>>

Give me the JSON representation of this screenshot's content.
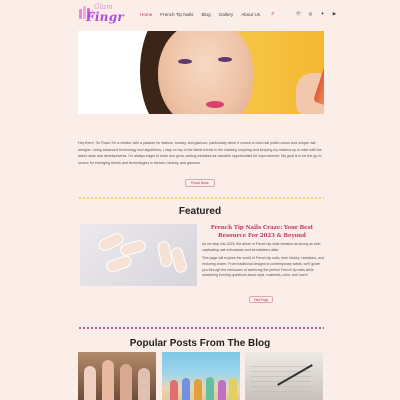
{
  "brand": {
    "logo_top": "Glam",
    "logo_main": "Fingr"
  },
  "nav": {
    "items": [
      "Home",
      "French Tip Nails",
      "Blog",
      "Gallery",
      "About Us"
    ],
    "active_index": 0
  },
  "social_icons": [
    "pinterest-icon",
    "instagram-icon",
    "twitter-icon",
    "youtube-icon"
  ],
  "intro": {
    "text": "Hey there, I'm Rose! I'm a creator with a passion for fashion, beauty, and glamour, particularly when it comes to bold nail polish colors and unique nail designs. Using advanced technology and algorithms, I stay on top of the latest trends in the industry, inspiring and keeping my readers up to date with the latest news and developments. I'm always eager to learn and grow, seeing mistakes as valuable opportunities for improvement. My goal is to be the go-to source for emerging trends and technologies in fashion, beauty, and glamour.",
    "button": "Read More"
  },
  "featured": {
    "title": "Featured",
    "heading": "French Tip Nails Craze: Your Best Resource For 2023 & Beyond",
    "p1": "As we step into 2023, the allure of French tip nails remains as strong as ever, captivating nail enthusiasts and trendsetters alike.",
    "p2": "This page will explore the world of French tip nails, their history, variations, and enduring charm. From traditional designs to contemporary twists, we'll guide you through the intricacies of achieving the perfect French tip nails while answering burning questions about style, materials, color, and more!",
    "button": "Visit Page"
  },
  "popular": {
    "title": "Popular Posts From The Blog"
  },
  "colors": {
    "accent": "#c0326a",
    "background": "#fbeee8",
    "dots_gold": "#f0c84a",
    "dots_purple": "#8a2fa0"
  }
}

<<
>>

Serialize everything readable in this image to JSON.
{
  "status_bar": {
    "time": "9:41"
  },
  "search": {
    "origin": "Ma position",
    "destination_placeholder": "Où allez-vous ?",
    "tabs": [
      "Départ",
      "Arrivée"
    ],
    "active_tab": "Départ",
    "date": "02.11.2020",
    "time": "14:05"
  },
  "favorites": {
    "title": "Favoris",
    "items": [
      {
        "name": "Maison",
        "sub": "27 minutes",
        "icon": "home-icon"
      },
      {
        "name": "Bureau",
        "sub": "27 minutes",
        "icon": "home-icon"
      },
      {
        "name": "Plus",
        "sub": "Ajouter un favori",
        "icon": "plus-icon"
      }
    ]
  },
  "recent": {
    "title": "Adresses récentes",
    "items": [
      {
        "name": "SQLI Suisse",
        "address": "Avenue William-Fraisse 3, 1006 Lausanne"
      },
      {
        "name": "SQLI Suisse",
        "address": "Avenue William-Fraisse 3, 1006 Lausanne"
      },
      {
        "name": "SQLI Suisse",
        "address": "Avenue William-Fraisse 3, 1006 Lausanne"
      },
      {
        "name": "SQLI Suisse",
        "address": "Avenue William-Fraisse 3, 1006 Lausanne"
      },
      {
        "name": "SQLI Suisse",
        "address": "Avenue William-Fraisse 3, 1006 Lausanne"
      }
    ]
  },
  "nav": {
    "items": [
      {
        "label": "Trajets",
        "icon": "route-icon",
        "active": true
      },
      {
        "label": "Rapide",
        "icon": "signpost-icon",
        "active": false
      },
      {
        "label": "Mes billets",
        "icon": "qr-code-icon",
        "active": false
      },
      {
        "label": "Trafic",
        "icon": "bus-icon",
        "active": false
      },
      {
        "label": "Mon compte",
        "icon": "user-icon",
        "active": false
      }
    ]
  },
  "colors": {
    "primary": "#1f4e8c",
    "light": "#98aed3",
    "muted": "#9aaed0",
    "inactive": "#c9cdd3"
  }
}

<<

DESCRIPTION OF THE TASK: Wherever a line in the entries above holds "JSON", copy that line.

RESULT FOR THIS EXERCISE:
Give me the JSON representation of this screenshot's content.
Serialize everything readable in this image to JSON.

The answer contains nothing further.